  2. Humility is of the utmost necessity in the Christian life, and if you will be loved and cared for by God, you must learn humility. However, humility is oftentimes very hard to come by in the Christian life because we wrestle with lofty opinions of ourselves and what we are due. Thus, God teaches us humility through the crooks in our lot, and His aim is to make this a thorough work. So, though we may be content to just deal with our various difficulties in life and work through them, looking for better days ahead, God desires that we learn how to lower our spirits down to our lots so that we indeed calm and quiet our souls as a weaned child with its mother (Psalm 131). The lowering down of our spirits in the midst of crooks is probably the hardest lesson to learn for the Christian; however, it yields the sweetest fruits.
  3. As we perform the duties of humility, we have this promise from the Lord that He will raise us up out of our difficulties (straighten the crooks) in due season. The due season happens at different times for each Christian, as the Lord sees fit. And there are some crooks that will not be straighten until we close our eyes for the last time and take our last breath.
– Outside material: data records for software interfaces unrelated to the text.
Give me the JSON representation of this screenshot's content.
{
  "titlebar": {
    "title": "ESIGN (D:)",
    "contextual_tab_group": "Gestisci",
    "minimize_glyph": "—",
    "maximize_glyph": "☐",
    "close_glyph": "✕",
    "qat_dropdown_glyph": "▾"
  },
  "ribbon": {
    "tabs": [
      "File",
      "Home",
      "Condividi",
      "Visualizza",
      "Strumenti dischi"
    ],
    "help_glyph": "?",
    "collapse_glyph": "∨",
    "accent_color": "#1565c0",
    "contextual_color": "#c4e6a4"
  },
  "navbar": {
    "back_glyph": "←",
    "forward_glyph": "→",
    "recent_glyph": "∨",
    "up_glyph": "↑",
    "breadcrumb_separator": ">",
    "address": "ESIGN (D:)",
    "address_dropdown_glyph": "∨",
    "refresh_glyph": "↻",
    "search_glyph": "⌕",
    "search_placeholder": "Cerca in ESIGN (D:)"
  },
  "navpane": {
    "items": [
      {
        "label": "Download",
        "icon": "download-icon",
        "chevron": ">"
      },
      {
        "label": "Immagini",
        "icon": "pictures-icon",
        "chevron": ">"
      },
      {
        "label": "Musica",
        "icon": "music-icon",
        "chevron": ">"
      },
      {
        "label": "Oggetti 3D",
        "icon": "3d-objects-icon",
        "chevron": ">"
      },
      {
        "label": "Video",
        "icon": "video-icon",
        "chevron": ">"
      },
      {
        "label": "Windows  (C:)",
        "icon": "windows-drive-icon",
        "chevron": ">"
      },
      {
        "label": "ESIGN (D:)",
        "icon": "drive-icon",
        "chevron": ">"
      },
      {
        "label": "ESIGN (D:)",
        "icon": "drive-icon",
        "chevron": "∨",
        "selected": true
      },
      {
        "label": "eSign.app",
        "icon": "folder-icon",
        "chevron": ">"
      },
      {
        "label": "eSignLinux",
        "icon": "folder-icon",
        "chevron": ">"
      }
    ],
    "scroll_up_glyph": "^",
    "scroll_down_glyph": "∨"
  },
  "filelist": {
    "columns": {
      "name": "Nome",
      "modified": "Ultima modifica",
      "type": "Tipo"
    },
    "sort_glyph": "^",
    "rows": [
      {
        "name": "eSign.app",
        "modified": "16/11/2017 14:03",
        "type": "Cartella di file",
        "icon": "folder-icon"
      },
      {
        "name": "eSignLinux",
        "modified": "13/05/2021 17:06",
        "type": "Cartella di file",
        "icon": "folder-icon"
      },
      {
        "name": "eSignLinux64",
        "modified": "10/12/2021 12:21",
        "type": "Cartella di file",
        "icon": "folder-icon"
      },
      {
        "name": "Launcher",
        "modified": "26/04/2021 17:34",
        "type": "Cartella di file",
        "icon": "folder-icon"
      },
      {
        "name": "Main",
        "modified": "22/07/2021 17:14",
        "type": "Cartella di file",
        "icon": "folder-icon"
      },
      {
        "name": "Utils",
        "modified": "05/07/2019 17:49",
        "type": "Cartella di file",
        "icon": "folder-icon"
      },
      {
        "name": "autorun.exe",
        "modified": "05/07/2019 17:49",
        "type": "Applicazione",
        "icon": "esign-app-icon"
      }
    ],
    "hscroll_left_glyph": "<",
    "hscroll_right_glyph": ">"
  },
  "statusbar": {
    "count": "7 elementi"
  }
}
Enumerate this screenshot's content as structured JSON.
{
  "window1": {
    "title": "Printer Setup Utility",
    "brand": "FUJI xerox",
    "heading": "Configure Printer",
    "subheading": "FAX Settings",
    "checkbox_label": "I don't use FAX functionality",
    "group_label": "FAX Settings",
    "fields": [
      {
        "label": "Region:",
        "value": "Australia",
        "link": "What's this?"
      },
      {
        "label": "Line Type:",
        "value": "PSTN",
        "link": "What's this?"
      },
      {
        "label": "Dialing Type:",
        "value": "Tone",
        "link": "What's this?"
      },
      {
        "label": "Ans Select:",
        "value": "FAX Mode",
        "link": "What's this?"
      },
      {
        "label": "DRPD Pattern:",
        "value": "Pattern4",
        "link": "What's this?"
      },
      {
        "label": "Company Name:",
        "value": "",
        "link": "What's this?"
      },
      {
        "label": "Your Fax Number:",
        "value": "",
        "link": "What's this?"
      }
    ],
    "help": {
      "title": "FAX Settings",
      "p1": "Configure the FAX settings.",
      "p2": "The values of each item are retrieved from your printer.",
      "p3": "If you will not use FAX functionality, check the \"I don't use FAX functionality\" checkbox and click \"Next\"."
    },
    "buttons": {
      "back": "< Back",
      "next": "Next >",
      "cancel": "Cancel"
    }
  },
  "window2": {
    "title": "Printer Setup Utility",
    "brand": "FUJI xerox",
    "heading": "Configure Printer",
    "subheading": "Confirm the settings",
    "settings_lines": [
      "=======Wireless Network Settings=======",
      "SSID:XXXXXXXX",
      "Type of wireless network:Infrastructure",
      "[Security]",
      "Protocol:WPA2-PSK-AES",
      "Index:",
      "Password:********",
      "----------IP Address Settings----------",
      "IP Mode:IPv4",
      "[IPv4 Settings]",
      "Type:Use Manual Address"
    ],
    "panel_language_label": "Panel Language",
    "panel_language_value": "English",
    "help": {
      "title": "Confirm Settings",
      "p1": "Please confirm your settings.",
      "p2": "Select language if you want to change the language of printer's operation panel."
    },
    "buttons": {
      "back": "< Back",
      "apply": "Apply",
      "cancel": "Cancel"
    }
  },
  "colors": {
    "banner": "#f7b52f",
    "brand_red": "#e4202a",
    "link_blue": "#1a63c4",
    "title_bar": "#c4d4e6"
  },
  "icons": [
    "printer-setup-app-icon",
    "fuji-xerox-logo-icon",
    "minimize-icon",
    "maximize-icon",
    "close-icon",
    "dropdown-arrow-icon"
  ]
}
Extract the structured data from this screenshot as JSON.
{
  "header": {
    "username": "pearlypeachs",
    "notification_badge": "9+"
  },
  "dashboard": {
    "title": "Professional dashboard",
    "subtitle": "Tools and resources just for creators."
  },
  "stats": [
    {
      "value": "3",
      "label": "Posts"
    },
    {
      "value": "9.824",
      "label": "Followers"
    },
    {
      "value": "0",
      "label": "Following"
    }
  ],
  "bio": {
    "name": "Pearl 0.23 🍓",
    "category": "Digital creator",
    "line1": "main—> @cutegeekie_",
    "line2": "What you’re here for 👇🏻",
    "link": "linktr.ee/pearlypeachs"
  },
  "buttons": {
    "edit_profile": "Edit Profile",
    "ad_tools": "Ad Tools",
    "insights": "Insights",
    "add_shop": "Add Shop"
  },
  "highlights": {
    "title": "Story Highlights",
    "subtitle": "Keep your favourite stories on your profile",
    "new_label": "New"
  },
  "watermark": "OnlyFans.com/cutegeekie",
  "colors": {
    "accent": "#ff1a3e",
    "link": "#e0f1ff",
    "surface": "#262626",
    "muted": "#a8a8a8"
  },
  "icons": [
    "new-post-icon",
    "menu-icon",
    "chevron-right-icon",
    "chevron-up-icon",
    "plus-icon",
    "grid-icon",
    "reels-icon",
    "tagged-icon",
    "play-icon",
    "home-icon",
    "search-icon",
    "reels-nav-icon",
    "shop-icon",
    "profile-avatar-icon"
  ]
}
Nevertheless, we can trust that the Lord will exalt the humble at the appointed time, not a moment too late and not a second too soon.

There is so much more I can say about this book, but I will just end with this last point:

In these days, there is so much discontentment and dissatisfaction among people with their lot in life, even among professing Christians. Protests, rallies, blogs, and social media blasts abound as people take to voicing all of their problems with a variety of things around them that may or may not be actually affecting them. Nevertheless, the issues of fairness, equality, privilege, and rights dominate the news, and I found this book to be an extra tether for my soul, a balm for my aching mind, and a sweet, familiar melody to my heart that reminded me of the very basic things that I learned at the very beginning of my Christian walk. That is, we may not understand the ‘why’ behind all of the things in our lives right now, but we will understand them all better by and by.

Brothers and sisters, I pray that you get your hands on this book soon, and may you see with the eyes of faith in all of your crooks that the Lord has allotted to you.